**Given entries:**
━━━
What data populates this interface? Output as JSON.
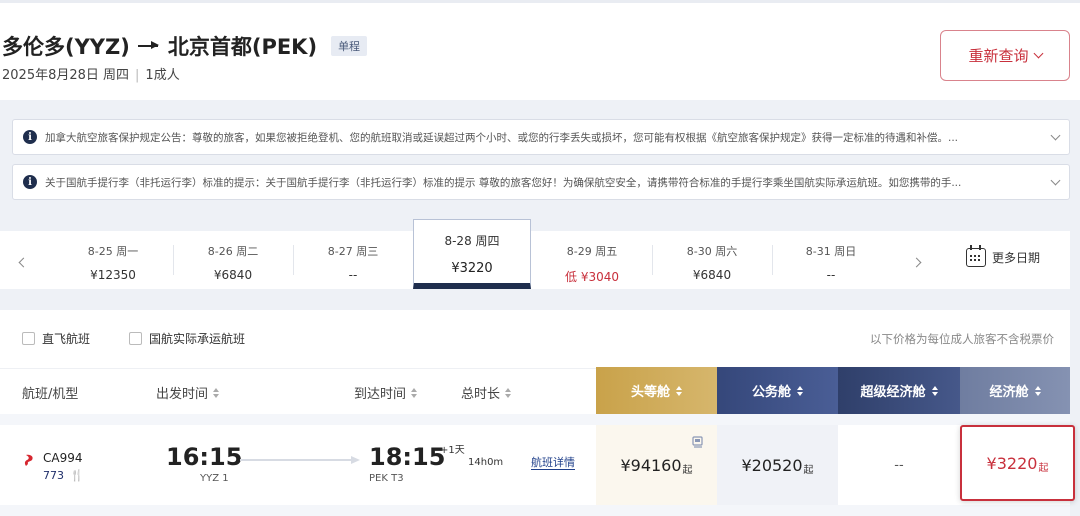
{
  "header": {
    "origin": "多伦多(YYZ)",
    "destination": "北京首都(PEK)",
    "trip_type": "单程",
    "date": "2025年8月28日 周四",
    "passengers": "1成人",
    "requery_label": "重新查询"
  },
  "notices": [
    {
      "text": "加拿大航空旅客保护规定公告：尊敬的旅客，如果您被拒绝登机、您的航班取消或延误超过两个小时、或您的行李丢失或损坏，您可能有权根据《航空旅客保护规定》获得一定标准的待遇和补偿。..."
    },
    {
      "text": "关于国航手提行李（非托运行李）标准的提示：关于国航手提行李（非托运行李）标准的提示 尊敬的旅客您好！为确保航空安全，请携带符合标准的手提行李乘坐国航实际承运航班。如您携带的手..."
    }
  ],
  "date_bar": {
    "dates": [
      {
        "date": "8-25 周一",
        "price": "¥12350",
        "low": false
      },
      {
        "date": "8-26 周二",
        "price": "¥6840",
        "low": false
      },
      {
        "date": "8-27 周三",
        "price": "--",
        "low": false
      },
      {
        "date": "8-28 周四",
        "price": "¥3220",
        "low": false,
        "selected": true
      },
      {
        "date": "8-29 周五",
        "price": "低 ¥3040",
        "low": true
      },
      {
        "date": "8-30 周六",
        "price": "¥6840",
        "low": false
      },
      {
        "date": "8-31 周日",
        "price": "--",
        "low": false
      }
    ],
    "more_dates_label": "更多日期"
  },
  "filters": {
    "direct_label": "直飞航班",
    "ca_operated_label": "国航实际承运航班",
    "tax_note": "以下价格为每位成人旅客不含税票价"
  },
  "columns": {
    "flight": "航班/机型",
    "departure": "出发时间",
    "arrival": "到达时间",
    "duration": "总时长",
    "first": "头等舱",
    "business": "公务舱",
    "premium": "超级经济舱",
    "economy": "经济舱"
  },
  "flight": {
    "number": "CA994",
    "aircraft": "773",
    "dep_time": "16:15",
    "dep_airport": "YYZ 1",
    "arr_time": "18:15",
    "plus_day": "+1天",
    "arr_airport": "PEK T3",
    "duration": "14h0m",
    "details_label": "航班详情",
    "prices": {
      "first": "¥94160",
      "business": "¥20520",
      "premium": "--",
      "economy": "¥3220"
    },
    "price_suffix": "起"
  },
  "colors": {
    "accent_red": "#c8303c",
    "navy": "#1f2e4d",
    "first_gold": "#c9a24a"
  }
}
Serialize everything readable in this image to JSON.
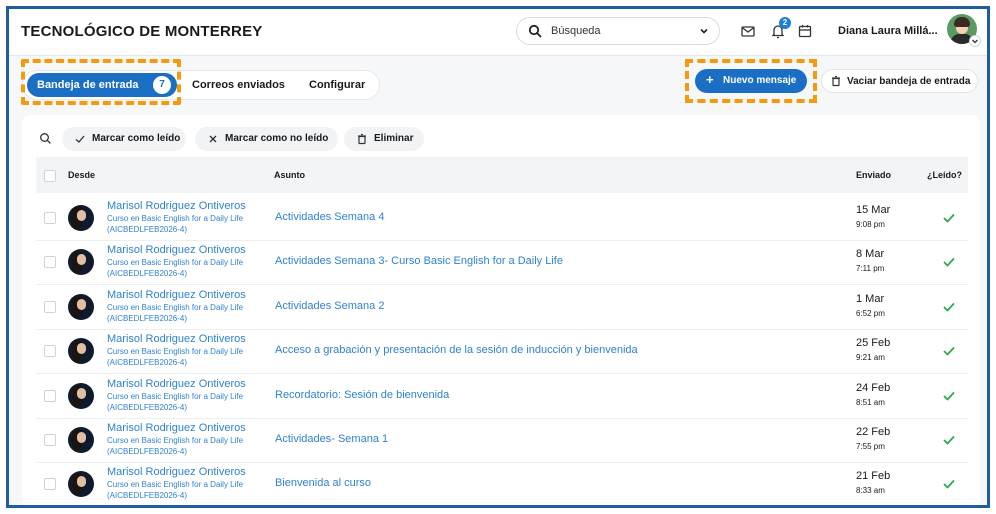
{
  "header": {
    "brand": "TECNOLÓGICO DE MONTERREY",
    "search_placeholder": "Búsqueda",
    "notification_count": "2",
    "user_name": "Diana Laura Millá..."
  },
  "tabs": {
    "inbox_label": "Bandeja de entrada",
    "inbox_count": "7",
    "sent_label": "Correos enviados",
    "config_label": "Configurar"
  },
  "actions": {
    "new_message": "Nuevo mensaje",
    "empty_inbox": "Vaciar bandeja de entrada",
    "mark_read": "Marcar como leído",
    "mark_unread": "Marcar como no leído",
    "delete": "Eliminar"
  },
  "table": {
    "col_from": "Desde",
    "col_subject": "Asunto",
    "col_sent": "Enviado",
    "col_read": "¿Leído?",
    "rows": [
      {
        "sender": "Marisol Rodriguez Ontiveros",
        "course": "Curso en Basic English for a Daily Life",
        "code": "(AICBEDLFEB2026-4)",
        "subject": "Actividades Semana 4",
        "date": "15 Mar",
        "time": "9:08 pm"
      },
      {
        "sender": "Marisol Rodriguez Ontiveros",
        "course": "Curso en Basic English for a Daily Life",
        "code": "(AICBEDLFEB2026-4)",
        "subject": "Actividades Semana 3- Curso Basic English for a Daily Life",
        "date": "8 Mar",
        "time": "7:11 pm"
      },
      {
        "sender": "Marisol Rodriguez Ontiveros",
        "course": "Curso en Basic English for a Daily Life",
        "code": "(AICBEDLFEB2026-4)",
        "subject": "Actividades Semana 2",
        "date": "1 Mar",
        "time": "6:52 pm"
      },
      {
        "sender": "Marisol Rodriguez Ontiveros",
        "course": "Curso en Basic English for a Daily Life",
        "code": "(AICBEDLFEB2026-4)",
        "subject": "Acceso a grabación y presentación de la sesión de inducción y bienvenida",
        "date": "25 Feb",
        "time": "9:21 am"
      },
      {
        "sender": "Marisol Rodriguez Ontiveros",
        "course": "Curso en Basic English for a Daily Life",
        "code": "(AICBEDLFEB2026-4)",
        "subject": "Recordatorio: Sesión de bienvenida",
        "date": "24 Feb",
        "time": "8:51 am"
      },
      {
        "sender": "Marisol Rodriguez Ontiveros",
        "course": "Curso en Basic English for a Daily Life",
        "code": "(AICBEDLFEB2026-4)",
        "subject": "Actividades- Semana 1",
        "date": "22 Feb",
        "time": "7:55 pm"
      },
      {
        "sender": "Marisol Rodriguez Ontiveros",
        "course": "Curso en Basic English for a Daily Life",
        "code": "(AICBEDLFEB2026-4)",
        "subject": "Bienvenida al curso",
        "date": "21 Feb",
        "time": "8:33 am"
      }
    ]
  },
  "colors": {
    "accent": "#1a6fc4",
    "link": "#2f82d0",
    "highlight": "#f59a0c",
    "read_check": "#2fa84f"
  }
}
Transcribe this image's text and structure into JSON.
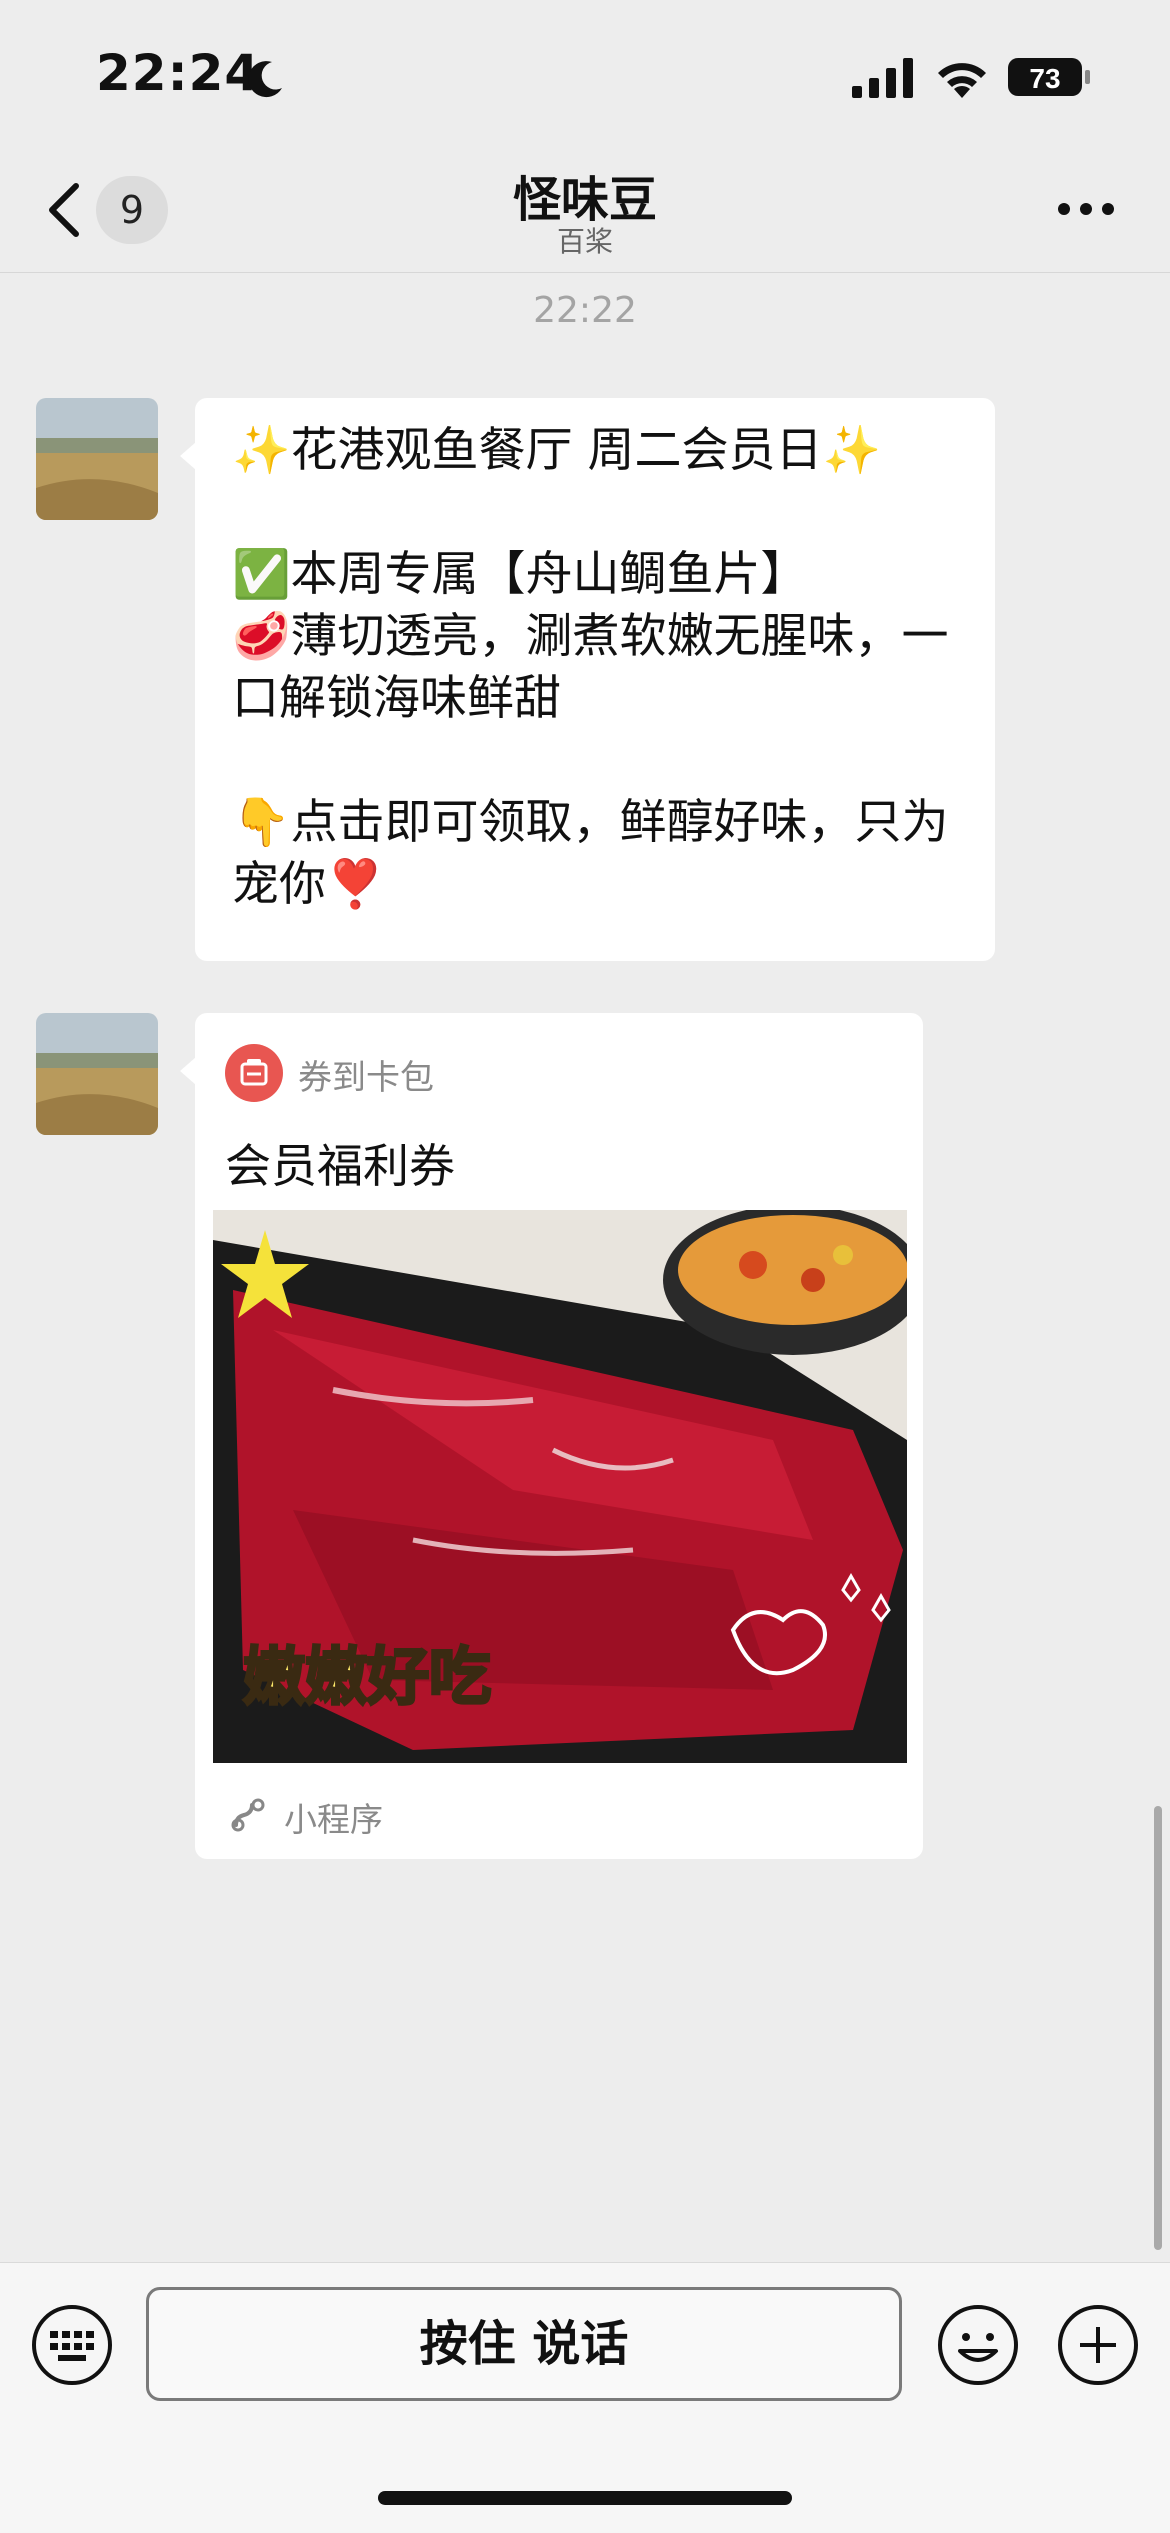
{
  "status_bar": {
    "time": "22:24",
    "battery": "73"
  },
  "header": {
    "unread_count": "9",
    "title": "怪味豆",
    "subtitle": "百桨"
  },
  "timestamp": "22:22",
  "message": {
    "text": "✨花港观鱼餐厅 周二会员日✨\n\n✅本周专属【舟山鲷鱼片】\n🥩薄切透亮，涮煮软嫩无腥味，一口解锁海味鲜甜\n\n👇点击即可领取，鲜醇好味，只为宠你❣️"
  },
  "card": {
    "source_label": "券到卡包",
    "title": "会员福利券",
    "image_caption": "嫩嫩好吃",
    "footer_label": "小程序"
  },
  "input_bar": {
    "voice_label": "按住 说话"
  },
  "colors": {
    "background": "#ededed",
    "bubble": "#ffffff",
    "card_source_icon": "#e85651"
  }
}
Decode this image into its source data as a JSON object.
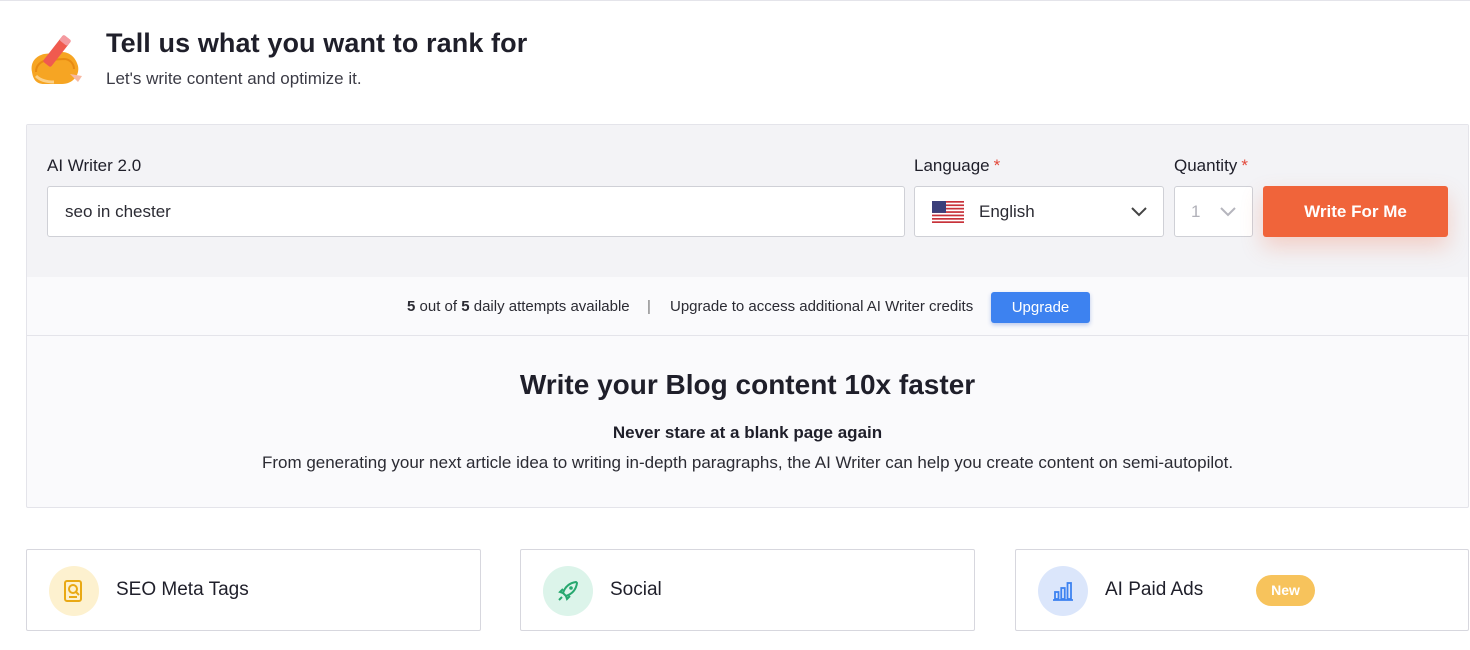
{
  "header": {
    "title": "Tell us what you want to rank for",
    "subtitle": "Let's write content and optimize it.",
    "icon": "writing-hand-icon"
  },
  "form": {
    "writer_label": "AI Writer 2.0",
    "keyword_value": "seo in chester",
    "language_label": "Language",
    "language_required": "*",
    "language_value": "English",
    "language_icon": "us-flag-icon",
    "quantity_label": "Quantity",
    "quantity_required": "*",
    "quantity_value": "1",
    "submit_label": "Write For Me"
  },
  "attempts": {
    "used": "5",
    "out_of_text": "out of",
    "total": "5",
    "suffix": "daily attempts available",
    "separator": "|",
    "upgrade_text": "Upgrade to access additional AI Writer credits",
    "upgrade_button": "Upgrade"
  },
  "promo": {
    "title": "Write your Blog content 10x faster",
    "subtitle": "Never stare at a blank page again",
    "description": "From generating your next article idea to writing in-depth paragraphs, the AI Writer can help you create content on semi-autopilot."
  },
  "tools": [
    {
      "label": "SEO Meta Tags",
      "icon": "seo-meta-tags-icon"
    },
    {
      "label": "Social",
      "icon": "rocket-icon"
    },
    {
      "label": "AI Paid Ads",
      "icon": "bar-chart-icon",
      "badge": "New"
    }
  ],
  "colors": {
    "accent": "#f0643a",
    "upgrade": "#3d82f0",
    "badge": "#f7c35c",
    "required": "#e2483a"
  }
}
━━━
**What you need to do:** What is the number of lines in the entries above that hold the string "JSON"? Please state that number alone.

**Response:** 4